── Source information

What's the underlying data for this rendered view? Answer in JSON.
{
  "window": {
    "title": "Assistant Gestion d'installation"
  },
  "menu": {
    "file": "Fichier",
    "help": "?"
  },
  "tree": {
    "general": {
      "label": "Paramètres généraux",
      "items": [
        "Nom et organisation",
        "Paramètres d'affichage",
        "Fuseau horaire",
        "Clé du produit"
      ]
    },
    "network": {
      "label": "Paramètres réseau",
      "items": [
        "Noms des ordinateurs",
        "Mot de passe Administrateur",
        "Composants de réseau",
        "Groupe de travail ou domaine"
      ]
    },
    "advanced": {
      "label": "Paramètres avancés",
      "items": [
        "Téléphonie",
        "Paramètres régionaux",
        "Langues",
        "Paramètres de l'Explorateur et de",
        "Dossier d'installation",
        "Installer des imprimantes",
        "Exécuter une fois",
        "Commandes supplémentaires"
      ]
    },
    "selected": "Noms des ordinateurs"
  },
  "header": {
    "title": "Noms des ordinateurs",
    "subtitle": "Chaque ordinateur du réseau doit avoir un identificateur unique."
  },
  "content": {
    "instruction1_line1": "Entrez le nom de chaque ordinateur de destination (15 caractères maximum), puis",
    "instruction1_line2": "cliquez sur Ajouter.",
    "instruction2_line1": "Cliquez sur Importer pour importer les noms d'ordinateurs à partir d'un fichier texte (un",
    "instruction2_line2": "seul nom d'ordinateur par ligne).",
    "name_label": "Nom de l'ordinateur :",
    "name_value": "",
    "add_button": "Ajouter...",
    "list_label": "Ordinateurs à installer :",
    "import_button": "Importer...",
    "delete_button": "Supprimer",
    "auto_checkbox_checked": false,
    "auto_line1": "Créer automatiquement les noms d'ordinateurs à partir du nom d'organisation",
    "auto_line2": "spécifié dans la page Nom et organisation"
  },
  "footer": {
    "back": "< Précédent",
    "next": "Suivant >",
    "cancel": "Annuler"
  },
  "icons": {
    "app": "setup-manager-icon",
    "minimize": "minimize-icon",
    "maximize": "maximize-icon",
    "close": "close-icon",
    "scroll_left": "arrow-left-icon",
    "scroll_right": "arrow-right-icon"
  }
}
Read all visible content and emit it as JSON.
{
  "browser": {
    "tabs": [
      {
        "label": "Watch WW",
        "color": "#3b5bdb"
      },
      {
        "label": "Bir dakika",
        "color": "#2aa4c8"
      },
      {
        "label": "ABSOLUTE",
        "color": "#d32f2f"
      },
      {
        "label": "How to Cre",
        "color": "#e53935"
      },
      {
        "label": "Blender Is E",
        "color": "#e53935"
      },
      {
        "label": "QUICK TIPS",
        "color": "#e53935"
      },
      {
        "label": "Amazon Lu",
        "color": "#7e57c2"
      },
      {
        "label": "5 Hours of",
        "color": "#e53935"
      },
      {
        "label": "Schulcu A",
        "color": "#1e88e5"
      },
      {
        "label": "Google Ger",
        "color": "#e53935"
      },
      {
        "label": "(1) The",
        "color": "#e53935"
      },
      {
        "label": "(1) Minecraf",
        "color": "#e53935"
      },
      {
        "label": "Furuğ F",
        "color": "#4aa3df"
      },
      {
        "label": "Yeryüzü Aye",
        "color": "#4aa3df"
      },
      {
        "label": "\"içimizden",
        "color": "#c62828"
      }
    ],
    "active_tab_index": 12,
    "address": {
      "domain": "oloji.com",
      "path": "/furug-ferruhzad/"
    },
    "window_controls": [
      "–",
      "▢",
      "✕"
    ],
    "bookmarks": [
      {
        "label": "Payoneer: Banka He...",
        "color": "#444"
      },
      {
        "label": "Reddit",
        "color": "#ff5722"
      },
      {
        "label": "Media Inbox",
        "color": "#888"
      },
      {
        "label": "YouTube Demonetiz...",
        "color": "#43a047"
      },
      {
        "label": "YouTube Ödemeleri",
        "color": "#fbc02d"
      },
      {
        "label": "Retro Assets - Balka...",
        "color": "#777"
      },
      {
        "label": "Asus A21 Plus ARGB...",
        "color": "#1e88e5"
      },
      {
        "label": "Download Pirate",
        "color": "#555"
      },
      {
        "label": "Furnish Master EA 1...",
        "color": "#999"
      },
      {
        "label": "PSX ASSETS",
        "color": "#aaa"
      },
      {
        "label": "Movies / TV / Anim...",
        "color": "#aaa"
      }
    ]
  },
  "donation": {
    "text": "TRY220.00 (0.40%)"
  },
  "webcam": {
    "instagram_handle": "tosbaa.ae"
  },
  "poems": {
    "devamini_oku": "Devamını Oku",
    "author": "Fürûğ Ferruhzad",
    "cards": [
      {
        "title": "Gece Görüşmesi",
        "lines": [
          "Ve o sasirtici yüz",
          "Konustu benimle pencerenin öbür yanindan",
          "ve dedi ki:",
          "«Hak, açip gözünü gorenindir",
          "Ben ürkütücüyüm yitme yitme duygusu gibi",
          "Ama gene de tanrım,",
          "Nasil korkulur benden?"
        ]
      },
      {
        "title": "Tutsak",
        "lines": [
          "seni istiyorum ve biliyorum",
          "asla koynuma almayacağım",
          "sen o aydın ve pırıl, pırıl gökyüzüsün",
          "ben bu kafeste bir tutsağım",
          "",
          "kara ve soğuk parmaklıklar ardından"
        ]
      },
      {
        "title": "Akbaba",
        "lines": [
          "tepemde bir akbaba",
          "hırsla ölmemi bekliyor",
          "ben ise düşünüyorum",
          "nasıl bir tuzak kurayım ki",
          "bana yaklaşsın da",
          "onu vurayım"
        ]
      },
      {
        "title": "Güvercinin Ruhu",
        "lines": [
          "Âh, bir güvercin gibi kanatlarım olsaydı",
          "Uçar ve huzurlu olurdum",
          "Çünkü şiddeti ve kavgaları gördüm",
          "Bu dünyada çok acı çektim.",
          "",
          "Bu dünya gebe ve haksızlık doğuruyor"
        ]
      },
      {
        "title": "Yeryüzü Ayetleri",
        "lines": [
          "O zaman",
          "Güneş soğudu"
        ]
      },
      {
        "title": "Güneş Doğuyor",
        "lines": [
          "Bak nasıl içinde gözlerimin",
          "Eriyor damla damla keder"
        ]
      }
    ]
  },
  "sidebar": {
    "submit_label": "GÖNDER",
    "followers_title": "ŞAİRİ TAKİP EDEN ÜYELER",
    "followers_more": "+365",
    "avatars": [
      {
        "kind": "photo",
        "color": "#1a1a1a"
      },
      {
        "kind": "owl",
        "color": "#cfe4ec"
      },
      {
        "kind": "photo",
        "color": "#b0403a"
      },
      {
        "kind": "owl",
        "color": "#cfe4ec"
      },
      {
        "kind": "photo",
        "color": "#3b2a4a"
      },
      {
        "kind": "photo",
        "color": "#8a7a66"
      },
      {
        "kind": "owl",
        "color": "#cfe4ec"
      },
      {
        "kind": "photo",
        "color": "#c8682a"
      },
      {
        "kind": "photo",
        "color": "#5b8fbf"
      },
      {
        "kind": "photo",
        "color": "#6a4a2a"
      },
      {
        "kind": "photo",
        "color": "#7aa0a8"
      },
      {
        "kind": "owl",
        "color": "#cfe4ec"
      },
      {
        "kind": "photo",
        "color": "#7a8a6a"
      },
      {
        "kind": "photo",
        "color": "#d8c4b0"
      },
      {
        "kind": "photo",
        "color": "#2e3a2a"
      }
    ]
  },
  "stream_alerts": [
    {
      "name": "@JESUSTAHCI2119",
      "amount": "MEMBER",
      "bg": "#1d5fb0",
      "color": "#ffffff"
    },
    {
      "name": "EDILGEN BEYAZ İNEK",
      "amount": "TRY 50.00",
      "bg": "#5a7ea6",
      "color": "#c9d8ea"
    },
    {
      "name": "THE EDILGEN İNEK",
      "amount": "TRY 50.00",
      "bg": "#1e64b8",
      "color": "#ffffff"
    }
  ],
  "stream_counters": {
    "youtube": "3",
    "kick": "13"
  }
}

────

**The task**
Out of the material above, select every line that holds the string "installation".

**Result**
    "title": "Assistant Gestion d'installation"
        "Dossier d'installation",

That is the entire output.